§ WHAT YOU NEED TO DO: Find the lines in the records that carry the word "Zeilen". Copy each one.

§ EXERCISE MATERIAL:
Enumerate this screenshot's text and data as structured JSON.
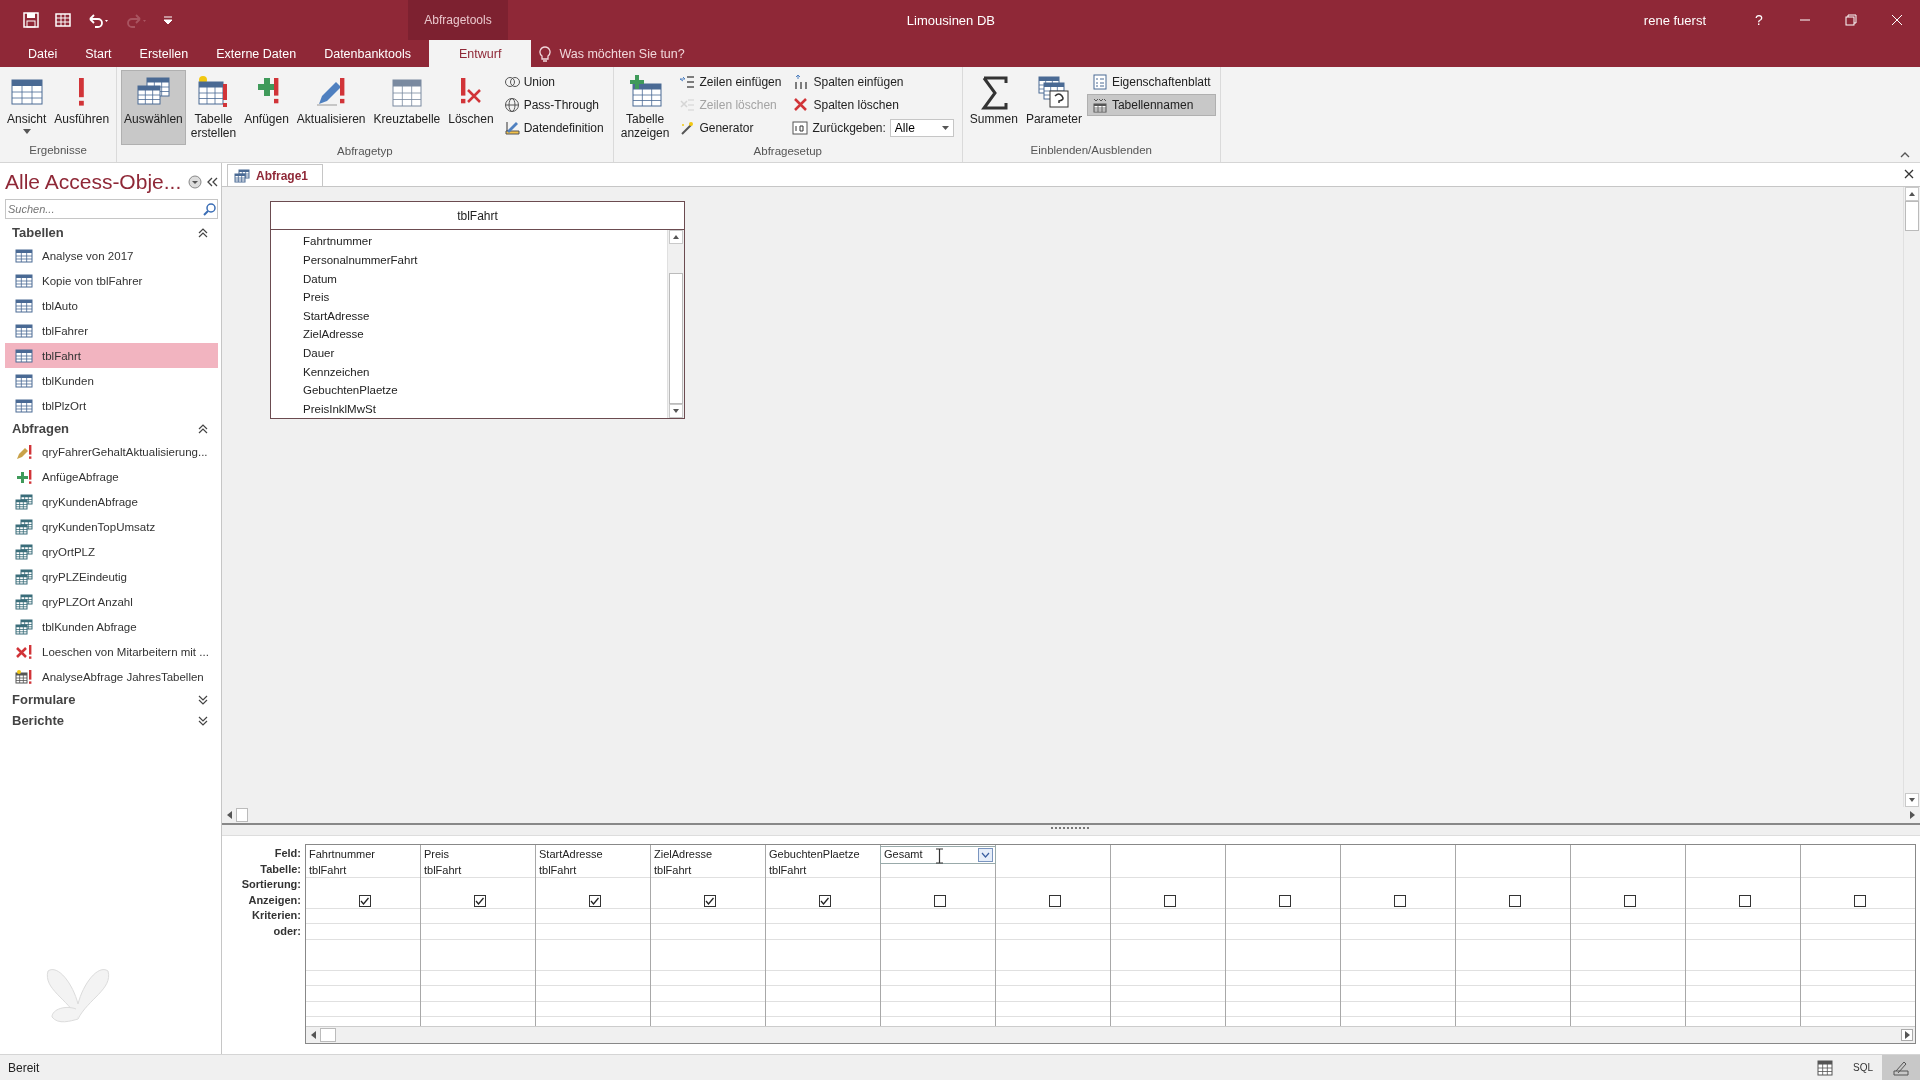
{
  "window": {
    "title": "Limousinen DB",
    "context_tab": "Abfragetools",
    "user": "rene fuerst",
    "help": "?"
  },
  "quick_access": [
    {
      "kind": "save",
      "disabled": false
    },
    {
      "kind": "table",
      "disabled": false
    },
    {
      "kind": "undo",
      "disabled": false
    },
    {
      "kind": "redo",
      "disabled": true
    },
    {
      "kind": "customize",
      "disabled": false
    }
  ],
  "tabs": [
    {
      "label": "Datei",
      "selected": false
    },
    {
      "label": "Start",
      "selected": false
    },
    {
      "label": "Erstellen",
      "selected": false
    },
    {
      "label": "Externe Daten",
      "selected": false
    },
    {
      "label": "Datenbanktools",
      "selected": false
    },
    {
      "label": "Entwurf",
      "selected": true
    }
  ],
  "tell_me": {
    "placeholder": "Was möchten Sie tun?"
  },
  "ribbon": [
    {
      "name": "Ergebnisse",
      "buttons": [
        {
          "label": "Ansicht",
          "kind": "large",
          "dropdown": true,
          "selected": false,
          "disabled": false
        },
        {
          "label": "Ausführen",
          "kind": "large",
          "dropdown": false,
          "selected": false,
          "disabled": false
        }
      ]
    },
    {
      "name": "Abfragetyp",
      "buttons": [
        {
          "label": "Auswählen",
          "kind": "large",
          "dropdown": false,
          "selected": true,
          "disabled": false
        },
        {
          "label": "Tabelle erstellen",
          "kind": "large",
          "dropdown": false,
          "selected": false,
          "disabled": false
        },
        {
          "label": "Anfügen",
          "kind": "large",
          "dropdown": false,
          "selected": false,
          "disabled": false
        },
        {
          "label": "Aktualisieren",
          "kind": "large",
          "dropdown": false,
          "selected": false,
          "disabled": false
        },
        {
          "label": "Kreuztabelle",
          "kind": "large",
          "dropdown": false,
          "selected": false,
          "disabled": false
        },
        {
          "label": "Löschen",
          "kind": "large",
          "dropdown": false,
          "selected": false,
          "disabled": false
        },
        {
          "label": "Union",
          "kind": "small",
          "selected": false,
          "disabled": false
        },
        {
          "label": "Pass-Through",
          "kind": "small",
          "selected": false,
          "disabled": false
        },
        {
          "label": "Datendefinition",
          "kind": "small",
          "selected": false,
          "disabled": false
        }
      ]
    },
    {
      "name": "Abfragesetup",
      "buttons": [
        {
          "label": "Tabelle anzeigen",
          "kind": "large",
          "dropdown": false,
          "selected": false,
          "disabled": false
        },
        {
          "label": "Zeilen einfügen",
          "kind": "small",
          "selected": false,
          "disabled": false
        },
        {
          "label": "Zeilen löschen",
          "kind": "small",
          "selected": false,
          "disabled": true
        },
        {
          "label": "Generator",
          "kind": "small",
          "selected": false,
          "disabled": false
        },
        {
          "label": "Spalten einfügen",
          "kind": "small",
          "selected": false,
          "disabled": false
        },
        {
          "label": "Spalten löschen",
          "kind": "small",
          "selected": false,
          "disabled": false
        },
        {
          "label": "Zurückgeben:",
          "kind": "select",
          "value": "Alle"
        }
      ]
    },
    {
      "name": "Einblenden/Ausblenden",
      "buttons": [
        {
          "label": "Summen",
          "kind": "large",
          "dropdown": false,
          "selected": false,
          "disabled": false
        },
        {
          "label": "Parameter",
          "kind": "large",
          "dropdown": false,
          "selected": false,
          "disabled": false
        },
        {
          "label": "Eigenschaftenblatt",
          "kind": "small",
          "selected": false,
          "disabled": false
        },
        {
          "label": "Tabellennamen",
          "kind": "small",
          "selected": true,
          "disabled": false
        }
      ]
    }
  ],
  "navigation": {
    "title": "Alle Access-Obje...",
    "search": {
      "placeholder": "Suchen..."
    },
    "groups": [
      {
        "label": "Tabellen",
        "expanded": true,
        "items": [
          {
            "label": "Analyse von 2017",
            "kind": "table",
            "selected": false
          },
          {
            "label": "Kopie von tblFahrer",
            "kind": "table",
            "selected": false
          },
          {
            "label": "tblAuto",
            "kind": "table",
            "selected": false
          },
          {
            "label": "tblFahrer",
            "kind": "table",
            "selected": false
          },
          {
            "label": "tblFahrt",
            "kind": "table",
            "selected": true
          },
          {
            "label": "tblKunden",
            "kind": "table",
            "selected": false
          },
          {
            "label": "tblPlzOrt",
            "kind": "table",
            "selected": false
          }
        ]
      },
      {
        "label": "Abfragen",
        "expanded": true,
        "items": [
          {
            "label": "qryFahrerGehaltAktualisierung...",
            "kind": "update",
            "selected": false
          },
          {
            "label": "AnfügeAbfrage",
            "kind": "append",
            "selected": false
          },
          {
            "label": "qryKundenAbfrage",
            "kind": "select",
            "selected": false
          },
          {
            "label": "qryKundenTopUmsatz",
            "kind": "select",
            "selected": false
          },
          {
            "label": "qryOrtPLZ",
            "kind": "select",
            "selected": false
          },
          {
            "label": "qryPLZEindeutig",
            "kind": "select",
            "selected": false
          },
          {
            "label": "qryPLZOrt Anzahl",
            "kind": "select",
            "selected": false
          },
          {
            "label": "tblKunden Abfrage",
            "kind": "select",
            "selected": false
          },
          {
            "label": "Loeschen von Mitarbeitern mit ...",
            "kind": "delete",
            "selected": false
          },
          {
            "label": "AnalyseAbfrage JahresTabellen",
            "kind": "maketable",
            "selected": false
          }
        ]
      },
      {
        "label": "Formulare",
        "expanded": false
      },
      {
        "label": "Berichte",
        "expanded": false
      }
    ]
  },
  "document_tabs": [
    {
      "label": "Abfrage1",
      "selected": true
    }
  ],
  "table_box": {
    "title": "tblFahrt",
    "fields": [
      "Fahrtnummer",
      "PersonalnummerFahrt",
      "Datum",
      "Preis",
      "StartAdresse",
      "ZielAdresse",
      "Dauer",
      "Kennzeichen",
      "GebuchtenPlaetze",
      "PreisInklMwSt"
    ]
  },
  "design_grid": {
    "row_labels": [
      "Feld:",
      "Tabelle:",
      "Sortierung:",
      "Anzeigen:",
      "Kriterien:",
      "oder:"
    ],
    "columns": [
      {
        "field": "Fahrtnummer",
        "table": "tblFahrt",
        "show": true,
        "editing": false
      },
      {
        "field": "Preis",
        "table": "tblFahrt",
        "show": true,
        "editing": false
      },
      {
        "field": "StartAdresse",
        "table": "tblFahrt",
        "show": true,
        "editing": false
      },
      {
        "field": "ZielAdresse",
        "table": "tblFahrt",
        "show": true,
        "editing": false
      },
      {
        "field": "GebuchtenPlaetze",
        "table": "tblFahrt",
        "show": true,
        "editing": false
      },
      {
        "field": "Gesamt",
        "show": false,
        "editing": true
      },
      {
        "show": false,
        "editing": false
      },
      {
        "show": false,
        "editing": false
      },
      {
        "show": false,
        "editing": false
      },
      {
        "show": false,
        "editing": false
      },
      {
        "show": false,
        "editing": false
      },
      {
        "show": false,
        "editing": false
      },
      {
        "show": false,
        "editing": false
      },
      {
        "show": false,
        "editing": false
      }
    ]
  },
  "status_bar": {
    "text": "Bereit",
    "views": [
      {
        "kind": "datasheet",
        "selected": false
      },
      {
        "kind": "sql",
        "label": "SQL",
        "selected": false
      },
      {
        "kind": "design",
        "selected": true
      }
    ]
  }
}
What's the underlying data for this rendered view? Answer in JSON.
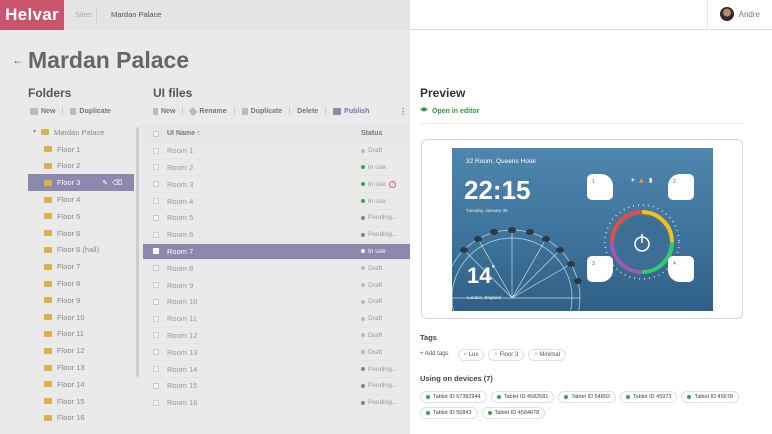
{
  "topbar": {
    "logo": "Helvar",
    "breadcrumb_sites": "Sites",
    "breadcrumb_current": "Mardan Palace",
    "user_name": "Andre"
  },
  "page": {
    "title": "Mardan Palace",
    "back_icon": "arrow-left-icon"
  },
  "folders": {
    "title": "Folders",
    "toolbar": {
      "new": "New",
      "duplicate": "Duplicate"
    },
    "root": "Mardan Palace",
    "items": [
      "Floor 1",
      "Floor 2",
      "Floor 3",
      "Floor 4",
      "Floor 5",
      "Floor 6",
      "Floor 6 (hall)",
      "Floor 7",
      "Floor 8",
      "Floor 9",
      "Floor 10",
      "Floor 11",
      "Floor 12",
      "Floor 13",
      "Floor 14",
      "Floor 15",
      "Floor 16"
    ],
    "selected_index": 2
  },
  "files": {
    "title": "UI files",
    "toolbar": {
      "new": "New",
      "rename": "Rename",
      "duplicate": "Duplicate",
      "delete": "Delete",
      "publish": "Publish"
    },
    "columns": {
      "name": "UI Name",
      "status": "Status"
    },
    "rows": [
      {
        "name": "Room 1",
        "status": "Draft"
      },
      {
        "name": "Room 2",
        "status": "In use"
      },
      {
        "name": "Room 3",
        "status": "In use"
      },
      {
        "name": "Room 4",
        "status": "In use"
      },
      {
        "name": "Room 5",
        "status": "Pending..."
      },
      {
        "name": "Room 6",
        "status": "Pending..."
      },
      {
        "name": "Room 7",
        "status": "In use"
      },
      {
        "name": "Room 8",
        "status": "Draft"
      },
      {
        "name": "Room 9",
        "status": "Draft"
      },
      {
        "name": "Room 10",
        "status": "Draft"
      },
      {
        "name": "Room 11",
        "status": "Draft"
      },
      {
        "name": "Room 12",
        "status": "Draft"
      },
      {
        "name": "Room 13",
        "status": "Draft"
      },
      {
        "name": "Room 14",
        "status": "Pending..."
      },
      {
        "name": "Room 15",
        "status": "Pending..."
      },
      {
        "name": "Room 16",
        "status": "Pending..."
      }
    ],
    "selected_index": 6
  },
  "preview": {
    "title": "Preview",
    "open_in_editor": "Open in editor",
    "screen": {
      "room": "32 Room, Queens Hotel",
      "time": "22:15",
      "date": "Tuesday, January 30",
      "temperature": "14",
      "location": "London, England",
      "button_numbers": [
        "1",
        "2",
        "3",
        "4"
      ]
    }
  },
  "tags": {
    "title": "Tags",
    "add_label": "Add tags",
    "items": [
      "Lux",
      "Floor 3",
      "Minimal"
    ]
  },
  "devices": {
    "title": "Using on devices (7)",
    "items": [
      "Tablet ID 67382944",
      "Tablet ID 4582681",
      "Tablet ID 54892",
      "Tablet ID 45973",
      "Tablet ID 45678",
      "Tablet ID 56843",
      "Tablet ID 4584678"
    ]
  },
  "colors": {
    "brand": "#c9556d",
    "selection": "#8c88ae",
    "in_use": "#3aa54a",
    "draft": "#bbbbbb",
    "pending": "#888888",
    "folder": "#d9b24a"
  }
}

§ EXERCISE SOLUTION:
          "label": "Zeilen einfügen",
          "label": "Zeilen löschen",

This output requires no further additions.